âOver the past three years, the Commission has worked diligently to find solutions and / or recommendations to make our current property tax system more efficient, understandable and transparent. I believe that the recommendations in our final report make real and substantial progress towards achieving these goals. Accordingly, I would like to thank my colleagues on the Commission, as well as the invaluable support staff at New York City Council, the Mayor’s Office, the Department of Finance, and the Office of Management and Budget for their hard work and their dedication to our mission, “mentioned Kenneth J. Knuckles Commission Member.
âNew Yorkers deserve a fairer property tax system than the one we have, which is getting more and more unfair every year. The Commission presents a roadmap for a fairer and simpler system. Our elected officials must follow this path soon â, declared Member of the Commission Carol O’Cleireacain.
âThe Commission was invited to develop recommendations to make the property tax system fairer, simpler and more transparent. The recommendations in this report will do just that and, if adopted, will benefit residents who have been taxed unfairly for too long, âsaid Member of the Elizabeth Velez Commission.
About the Commission
Mayor Bill de Blasio and President Corey Johnson announced the creation of the Commission in May 2018. It was responsible for developing recommendations to reform the existing property tax system to make it simpler, clearer and fairer , while ensuring that there is no reduction in income to finance. essential city services.
Beginning in 2018, the Commission conducted a first round of hearings in which members of the public provided comments on the property tax system and the Commission received expert advice. Following a series of meetings of the Commission in executive session, a preliminary report was published in January 2020. The work of the Commission was delayed by the COVID-19 pandemic, but resumed in the spring of 2021. Five Additional virtual hearings were held this year to solicit comments on the preliminary recommendations. In total, the Commission sponsored 15 public events and read hundreds of public comments.

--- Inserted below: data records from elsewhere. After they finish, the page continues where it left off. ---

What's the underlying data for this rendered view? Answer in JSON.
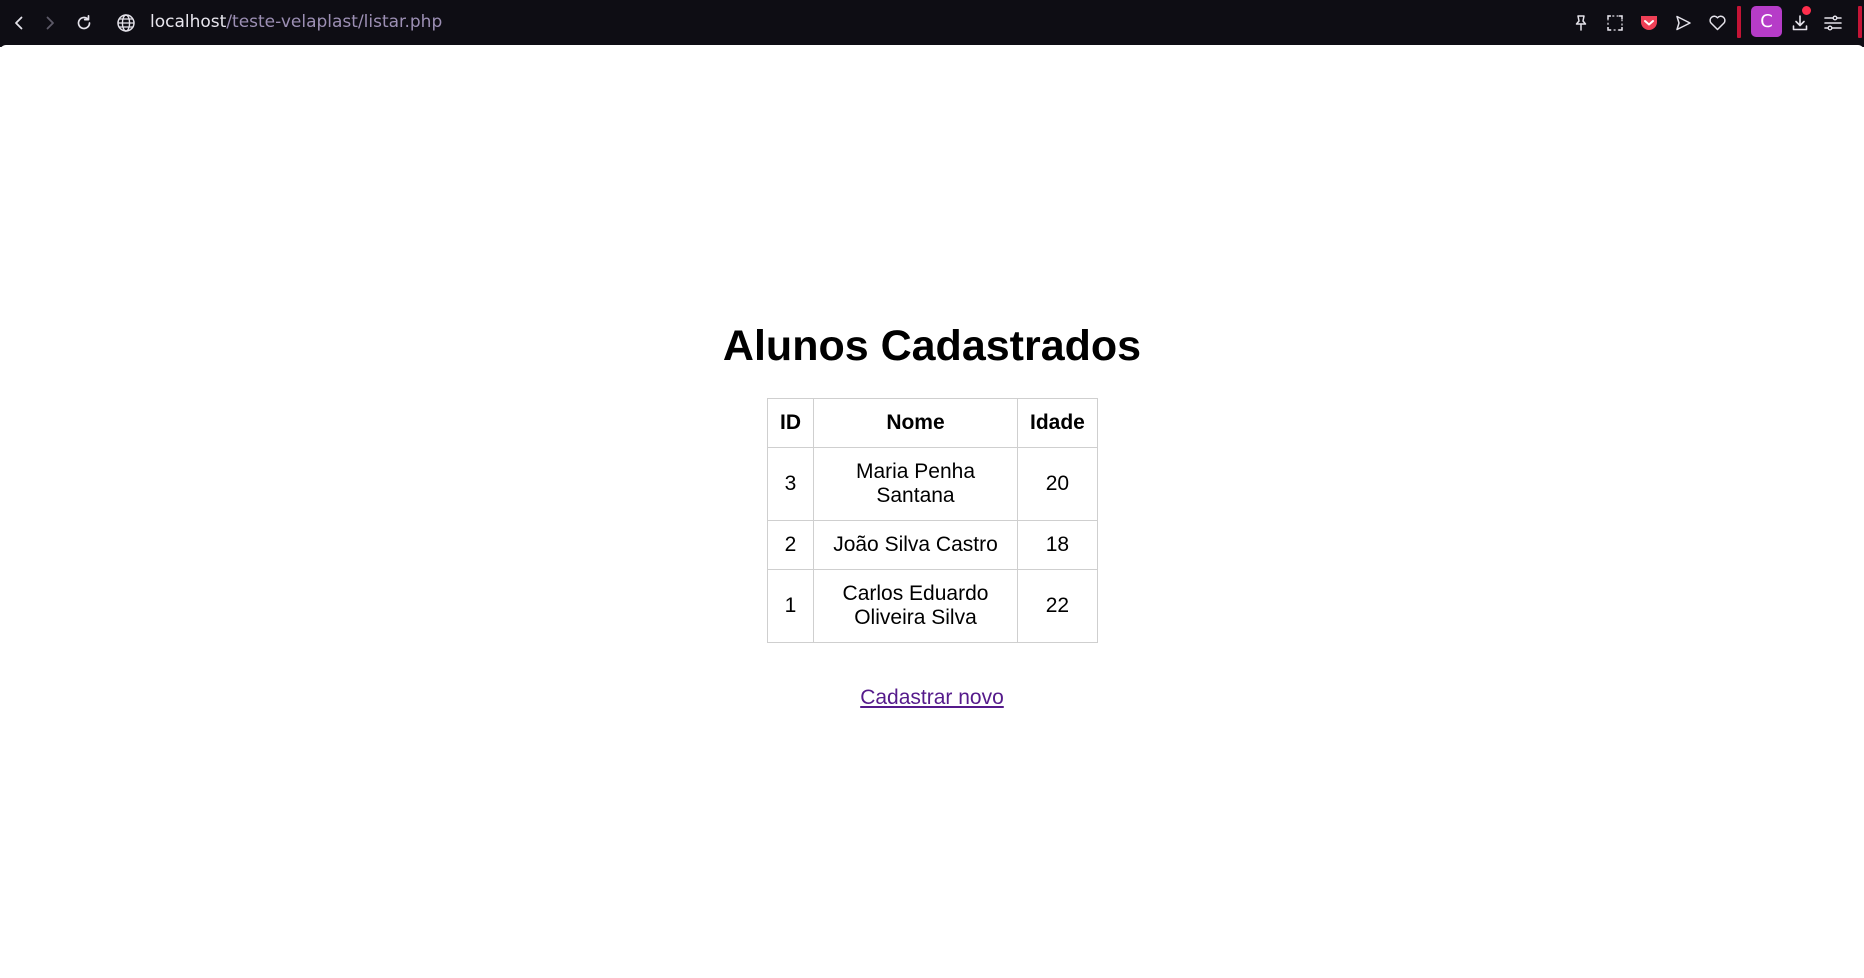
{
  "browser": {
    "url_host": "localhost",
    "url_path": "/teste-velaplast/listar.php",
    "profile_initial": "C",
    "icons": {
      "back": "back-arrow-icon",
      "forward": "forward-arrow-icon",
      "reload": "reload-icon",
      "site_info": "globe-icon",
      "pin": "pin-icon",
      "snapshot": "snapshot-icon",
      "pocket": "pocket-icon",
      "send": "send-icon",
      "favorite": "heart-icon",
      "downloads": "download-icon",
      "menu": "menu-icon"
    },
    "colors": {
      "toolbar_bg": "#0e0d14",
      "accent_red": "#c41436",
      "avatar_bg": "#b63cc8",
      "pocket_red": "#ef4056"
    }
  },
  "page": {
    "title": "Alunos Cadastrados",
    "table": {
      "headers": [
        "ID",
        "Nome",
        "Idade"
      ],
      "rows": [
        {
          "id": "3",
          "nome_line1": "Maria Penha",
          "nome_line2": "Santana",
          "idade": "20"
        },
        {
          "id": "2",
          "nome_line1": "João Silva Castro",
          "nome_line2": "",
          "idade": "18"
        },
        {
          "id": "1",
          "nome_line1": "Carlos Eduardo",
          "nome_line2": "Oliveira Silva",
          "idade": "22"
        }
      ]
    },
    "new_link_label": "Cadastrar novo",
    "link_color": "#551a8b"
  }
}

Members of the Commission include Marc V. Shaw, Chairman, Allen P. Cappelli, Carol O’Cleireacain, Kenneth J. Knuckles, James A. Parrott and Elizabeth Velez. The Commission also included ex-officio non-voting members, including Finance Commissioner Sherif Soliman, Budget Director Jacques Jiha, Director of City Council Finance Division Latonia McKinney and Deputy Director and Chief Economist of the finance division of the Raymond Majewski city council.